### [To do]
Below are the entries; return every line among them that holds the word "icon".

### [Data for processing]
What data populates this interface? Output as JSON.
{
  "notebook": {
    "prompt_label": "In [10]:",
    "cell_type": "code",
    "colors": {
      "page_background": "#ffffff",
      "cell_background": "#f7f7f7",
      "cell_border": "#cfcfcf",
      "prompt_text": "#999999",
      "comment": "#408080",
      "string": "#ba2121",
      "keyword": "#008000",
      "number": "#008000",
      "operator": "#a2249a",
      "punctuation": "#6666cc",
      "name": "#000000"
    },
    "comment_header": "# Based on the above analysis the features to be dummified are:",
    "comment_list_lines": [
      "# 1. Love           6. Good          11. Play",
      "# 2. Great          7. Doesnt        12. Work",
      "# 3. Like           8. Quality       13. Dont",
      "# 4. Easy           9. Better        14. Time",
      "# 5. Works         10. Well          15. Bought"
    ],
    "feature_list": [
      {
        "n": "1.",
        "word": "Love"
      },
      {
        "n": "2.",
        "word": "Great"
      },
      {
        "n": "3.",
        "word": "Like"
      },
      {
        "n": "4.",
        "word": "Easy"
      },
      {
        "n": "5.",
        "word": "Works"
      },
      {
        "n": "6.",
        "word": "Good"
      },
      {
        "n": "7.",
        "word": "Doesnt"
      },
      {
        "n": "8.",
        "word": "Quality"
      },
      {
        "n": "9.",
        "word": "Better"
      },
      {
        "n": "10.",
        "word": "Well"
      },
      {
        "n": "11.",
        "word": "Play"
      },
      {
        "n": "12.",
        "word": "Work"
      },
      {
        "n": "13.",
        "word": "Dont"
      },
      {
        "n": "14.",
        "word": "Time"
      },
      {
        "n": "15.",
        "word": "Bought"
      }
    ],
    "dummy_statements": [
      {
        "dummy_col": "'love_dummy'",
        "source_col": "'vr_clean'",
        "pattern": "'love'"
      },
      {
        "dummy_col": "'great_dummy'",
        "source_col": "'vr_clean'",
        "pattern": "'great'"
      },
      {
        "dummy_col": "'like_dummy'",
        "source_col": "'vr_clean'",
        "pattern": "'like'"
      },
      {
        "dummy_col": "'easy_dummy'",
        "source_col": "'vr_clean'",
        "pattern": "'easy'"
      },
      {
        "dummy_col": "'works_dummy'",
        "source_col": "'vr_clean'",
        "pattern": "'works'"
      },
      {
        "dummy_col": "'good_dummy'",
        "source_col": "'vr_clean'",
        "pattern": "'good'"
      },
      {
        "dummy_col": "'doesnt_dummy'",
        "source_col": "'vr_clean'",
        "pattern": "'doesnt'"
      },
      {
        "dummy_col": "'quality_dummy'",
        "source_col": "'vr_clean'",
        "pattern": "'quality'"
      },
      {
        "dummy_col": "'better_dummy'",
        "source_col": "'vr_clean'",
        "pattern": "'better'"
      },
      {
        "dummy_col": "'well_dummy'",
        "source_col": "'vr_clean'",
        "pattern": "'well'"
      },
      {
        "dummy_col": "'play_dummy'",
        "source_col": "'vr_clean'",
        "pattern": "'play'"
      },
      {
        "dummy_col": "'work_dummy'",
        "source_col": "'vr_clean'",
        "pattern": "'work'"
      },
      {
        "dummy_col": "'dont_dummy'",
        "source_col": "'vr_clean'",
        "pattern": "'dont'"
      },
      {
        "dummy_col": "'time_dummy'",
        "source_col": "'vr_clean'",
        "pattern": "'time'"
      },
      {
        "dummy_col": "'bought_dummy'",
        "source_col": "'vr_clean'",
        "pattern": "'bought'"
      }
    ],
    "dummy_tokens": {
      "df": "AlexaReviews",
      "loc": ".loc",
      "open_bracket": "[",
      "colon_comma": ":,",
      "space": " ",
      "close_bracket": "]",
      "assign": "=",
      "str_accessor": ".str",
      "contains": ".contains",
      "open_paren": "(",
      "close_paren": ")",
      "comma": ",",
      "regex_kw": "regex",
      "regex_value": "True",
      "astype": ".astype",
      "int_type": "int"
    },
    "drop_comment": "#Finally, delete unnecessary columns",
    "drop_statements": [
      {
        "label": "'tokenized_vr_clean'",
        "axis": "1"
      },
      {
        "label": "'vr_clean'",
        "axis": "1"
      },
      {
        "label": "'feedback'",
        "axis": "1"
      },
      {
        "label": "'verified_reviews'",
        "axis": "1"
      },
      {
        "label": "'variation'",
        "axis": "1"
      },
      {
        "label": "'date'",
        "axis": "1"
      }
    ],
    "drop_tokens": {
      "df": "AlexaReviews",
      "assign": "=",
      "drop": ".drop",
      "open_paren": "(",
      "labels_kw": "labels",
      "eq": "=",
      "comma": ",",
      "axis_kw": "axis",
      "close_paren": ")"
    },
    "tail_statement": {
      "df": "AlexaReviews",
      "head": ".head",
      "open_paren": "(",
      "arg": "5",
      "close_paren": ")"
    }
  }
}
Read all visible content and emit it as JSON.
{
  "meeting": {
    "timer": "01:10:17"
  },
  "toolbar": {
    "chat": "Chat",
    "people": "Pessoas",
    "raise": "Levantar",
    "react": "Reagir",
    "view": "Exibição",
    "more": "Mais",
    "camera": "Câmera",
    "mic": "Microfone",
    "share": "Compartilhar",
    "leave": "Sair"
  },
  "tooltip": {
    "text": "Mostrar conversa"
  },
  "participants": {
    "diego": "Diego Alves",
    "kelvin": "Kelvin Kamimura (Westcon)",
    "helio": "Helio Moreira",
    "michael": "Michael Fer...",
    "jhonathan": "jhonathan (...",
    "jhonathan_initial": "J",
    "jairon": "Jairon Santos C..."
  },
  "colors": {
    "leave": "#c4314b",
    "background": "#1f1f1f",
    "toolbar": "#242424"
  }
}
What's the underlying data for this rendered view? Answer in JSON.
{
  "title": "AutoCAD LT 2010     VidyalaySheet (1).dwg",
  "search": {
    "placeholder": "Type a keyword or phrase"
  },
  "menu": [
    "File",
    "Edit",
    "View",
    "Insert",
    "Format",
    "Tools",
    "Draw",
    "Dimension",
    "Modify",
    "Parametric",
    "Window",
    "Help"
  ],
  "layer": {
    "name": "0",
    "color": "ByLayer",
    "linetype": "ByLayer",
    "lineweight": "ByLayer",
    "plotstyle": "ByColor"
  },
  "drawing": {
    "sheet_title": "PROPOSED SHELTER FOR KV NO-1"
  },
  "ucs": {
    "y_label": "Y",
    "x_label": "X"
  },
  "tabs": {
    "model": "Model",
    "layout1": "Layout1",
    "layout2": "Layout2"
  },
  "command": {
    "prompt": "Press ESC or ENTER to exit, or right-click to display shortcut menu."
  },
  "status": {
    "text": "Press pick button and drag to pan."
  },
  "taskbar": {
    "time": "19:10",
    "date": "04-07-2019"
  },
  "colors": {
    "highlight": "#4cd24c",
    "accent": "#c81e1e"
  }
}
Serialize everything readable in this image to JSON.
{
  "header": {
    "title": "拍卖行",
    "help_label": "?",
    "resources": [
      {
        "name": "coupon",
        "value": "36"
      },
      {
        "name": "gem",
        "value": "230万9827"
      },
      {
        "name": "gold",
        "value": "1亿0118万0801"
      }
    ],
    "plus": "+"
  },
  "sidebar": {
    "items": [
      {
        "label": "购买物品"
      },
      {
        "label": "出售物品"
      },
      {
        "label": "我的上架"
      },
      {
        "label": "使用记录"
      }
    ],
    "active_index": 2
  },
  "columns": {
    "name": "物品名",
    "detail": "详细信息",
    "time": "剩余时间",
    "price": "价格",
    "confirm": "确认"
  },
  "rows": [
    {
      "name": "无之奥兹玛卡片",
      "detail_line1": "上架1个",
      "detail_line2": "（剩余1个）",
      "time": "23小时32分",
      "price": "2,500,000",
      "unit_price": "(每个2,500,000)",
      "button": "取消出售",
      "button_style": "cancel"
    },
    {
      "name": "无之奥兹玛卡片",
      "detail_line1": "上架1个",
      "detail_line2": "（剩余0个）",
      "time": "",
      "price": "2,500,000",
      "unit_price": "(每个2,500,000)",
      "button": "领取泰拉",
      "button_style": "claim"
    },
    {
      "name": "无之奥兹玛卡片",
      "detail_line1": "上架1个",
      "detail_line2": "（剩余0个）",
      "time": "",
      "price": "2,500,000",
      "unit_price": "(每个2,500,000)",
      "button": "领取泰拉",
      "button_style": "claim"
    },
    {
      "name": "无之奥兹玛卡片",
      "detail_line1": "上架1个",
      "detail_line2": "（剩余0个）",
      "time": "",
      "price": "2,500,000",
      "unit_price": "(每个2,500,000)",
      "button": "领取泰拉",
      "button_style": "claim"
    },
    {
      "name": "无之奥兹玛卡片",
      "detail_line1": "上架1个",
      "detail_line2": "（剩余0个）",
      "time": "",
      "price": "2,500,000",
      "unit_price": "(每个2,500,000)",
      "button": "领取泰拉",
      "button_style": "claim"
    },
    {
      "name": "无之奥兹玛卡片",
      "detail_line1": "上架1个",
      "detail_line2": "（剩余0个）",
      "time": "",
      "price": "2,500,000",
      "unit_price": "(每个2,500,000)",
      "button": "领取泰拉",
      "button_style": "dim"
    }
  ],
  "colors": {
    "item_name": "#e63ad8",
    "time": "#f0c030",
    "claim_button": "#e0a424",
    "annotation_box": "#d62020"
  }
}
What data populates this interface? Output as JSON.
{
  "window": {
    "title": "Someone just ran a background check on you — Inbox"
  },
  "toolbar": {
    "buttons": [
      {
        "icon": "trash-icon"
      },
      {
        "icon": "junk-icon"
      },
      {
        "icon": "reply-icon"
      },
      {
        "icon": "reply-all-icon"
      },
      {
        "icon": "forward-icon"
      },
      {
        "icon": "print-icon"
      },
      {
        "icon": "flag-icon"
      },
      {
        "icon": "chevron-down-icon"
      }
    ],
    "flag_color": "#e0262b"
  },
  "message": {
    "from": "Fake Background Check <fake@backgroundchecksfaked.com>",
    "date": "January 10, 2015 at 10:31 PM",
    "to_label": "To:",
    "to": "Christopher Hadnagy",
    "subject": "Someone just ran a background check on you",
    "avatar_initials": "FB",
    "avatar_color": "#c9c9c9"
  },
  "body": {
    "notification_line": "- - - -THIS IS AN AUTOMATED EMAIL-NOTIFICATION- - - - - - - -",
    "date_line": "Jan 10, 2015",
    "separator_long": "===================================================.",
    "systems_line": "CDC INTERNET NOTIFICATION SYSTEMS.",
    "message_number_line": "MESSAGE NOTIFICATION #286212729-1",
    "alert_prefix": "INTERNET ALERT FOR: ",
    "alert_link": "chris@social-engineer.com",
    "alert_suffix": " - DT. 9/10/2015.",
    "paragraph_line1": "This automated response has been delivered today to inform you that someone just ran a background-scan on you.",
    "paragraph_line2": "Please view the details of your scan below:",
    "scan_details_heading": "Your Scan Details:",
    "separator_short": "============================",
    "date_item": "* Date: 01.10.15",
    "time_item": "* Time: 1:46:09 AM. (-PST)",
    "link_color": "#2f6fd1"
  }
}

### [Exercise response]
        "icon": "trash-icon"
        "icon": "junk-icon"
        "icon": "reply-icon"
        "icon": "reply-all-icon"
        "icon": "forward-icon"
        "icon": "print-icon"
        "icon": "flag-icon"
        "icon": "chevron-down-icon"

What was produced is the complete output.